Exercise directions - The whole set of entries is to be restated word for word.

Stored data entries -
◆ ◆ ◆ ◆ ◆ ◆ ◆

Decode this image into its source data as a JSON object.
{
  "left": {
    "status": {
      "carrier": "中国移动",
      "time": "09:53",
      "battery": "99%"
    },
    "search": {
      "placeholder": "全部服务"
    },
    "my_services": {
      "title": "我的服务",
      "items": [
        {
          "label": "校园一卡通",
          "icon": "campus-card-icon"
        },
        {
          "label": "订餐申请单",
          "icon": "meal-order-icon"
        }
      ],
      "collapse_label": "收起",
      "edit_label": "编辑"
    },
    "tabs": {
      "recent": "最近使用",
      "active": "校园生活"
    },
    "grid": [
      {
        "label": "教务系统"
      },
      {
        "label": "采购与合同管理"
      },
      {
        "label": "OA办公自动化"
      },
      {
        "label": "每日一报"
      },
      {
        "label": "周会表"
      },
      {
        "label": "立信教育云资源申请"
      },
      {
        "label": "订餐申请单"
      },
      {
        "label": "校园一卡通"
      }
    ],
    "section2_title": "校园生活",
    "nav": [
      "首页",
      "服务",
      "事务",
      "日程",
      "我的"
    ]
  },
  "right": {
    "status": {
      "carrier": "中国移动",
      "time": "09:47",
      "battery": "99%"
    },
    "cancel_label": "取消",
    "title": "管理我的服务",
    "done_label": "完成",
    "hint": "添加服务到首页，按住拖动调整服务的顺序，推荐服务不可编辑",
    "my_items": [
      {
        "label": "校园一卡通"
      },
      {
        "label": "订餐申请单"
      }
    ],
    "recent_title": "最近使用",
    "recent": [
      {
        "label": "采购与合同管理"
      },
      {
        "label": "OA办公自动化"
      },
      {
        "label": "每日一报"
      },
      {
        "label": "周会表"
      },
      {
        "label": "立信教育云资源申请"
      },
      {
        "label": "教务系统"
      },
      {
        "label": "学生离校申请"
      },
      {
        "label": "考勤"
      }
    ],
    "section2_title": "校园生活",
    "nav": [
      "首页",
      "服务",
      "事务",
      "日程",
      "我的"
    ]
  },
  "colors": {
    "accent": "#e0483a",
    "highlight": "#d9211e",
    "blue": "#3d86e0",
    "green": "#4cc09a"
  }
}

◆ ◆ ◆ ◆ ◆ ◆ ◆

Written answer -
Decode this image into its source data as a JSON object.
{
  "left": {
    "status": {
      "carrier": "中国移动",
      "time": "09:53",
      "battery": "99%"
    },
    "search": {
      "placeholder": "全部服务"
    },
    "my_services": {
      "title": "我的服务",
      "items": [
        {
          "label": "校园一卡通",
          "icon": "campus-card-icon"
        },
        {
          "label": "订餐申请单",
          "icon": "meal-order-icon"
        }
      ],
      "collapse_label": "收起",
      "edit_label": "编辑"
    },
    "tabs": {
      "recent": "最近使用",
      "active": "校园生活"
    },
    "grid": [
      {
        "label": "教务系统"
      },
      {
        "label": "采购与合同管理"
      },
      {
        "label": "OA办公自动化"
      },
      {
        "label": "每日一报"
      },
      {
        "label": "周会表"
      },
      {
        "label": "立信教育云资源申请"
      },
      {
        "label": "订餐申请单"
      },
      {
        "label": "校园一卡通"
      }
    ],
    "section2_title": "校园生活",
    "nav": [
      "首页",
      "服务",
      "事务",
      "日程",
      "我的"
    ]
  },
  "right": {
    "status": {
      "carrier": "中国移动",
      "time": "09:47",
      "battery": "99%"
    },
    "cancel_label": "取消",
    "title": "管理我的服务",
    "done_label": "完成",
    "hint": "添加服务到首页，按住拖动调整服务的顺序，推荐服务不可编辑",
    "my_items": [
      {
        "label": "校园一卡通"
      },
      {
        "label": "订餐申请单"
      }
    ],
    "recent_title": "最近使用",
    "recent": [
      {
        "label": "采购与合同管理"
      },
      {
        "label": "OA办公自动化"
      },
      {
        "label": "每日一报"
      },
      {
        "label": "周会表"
      },
      {
        "label": "立信教育云资源申请"
      },
      {
        "label": "教务系统"
      },
      {
        "label": "学生离校申请"
      },
      {
        "label": "考勤"
      }
    ],
    "section2_title": "校园生活",
    "nav": [
      "首页",
      "服务",
      "事务",
      "日程",
      "我的"
    ]
  },
  "colors": {
    "accent": "#e0483a",
    "highlight": "#d9211e",
    "blue": "#3d86e0",
    "green": "#4cc09a"
  }
}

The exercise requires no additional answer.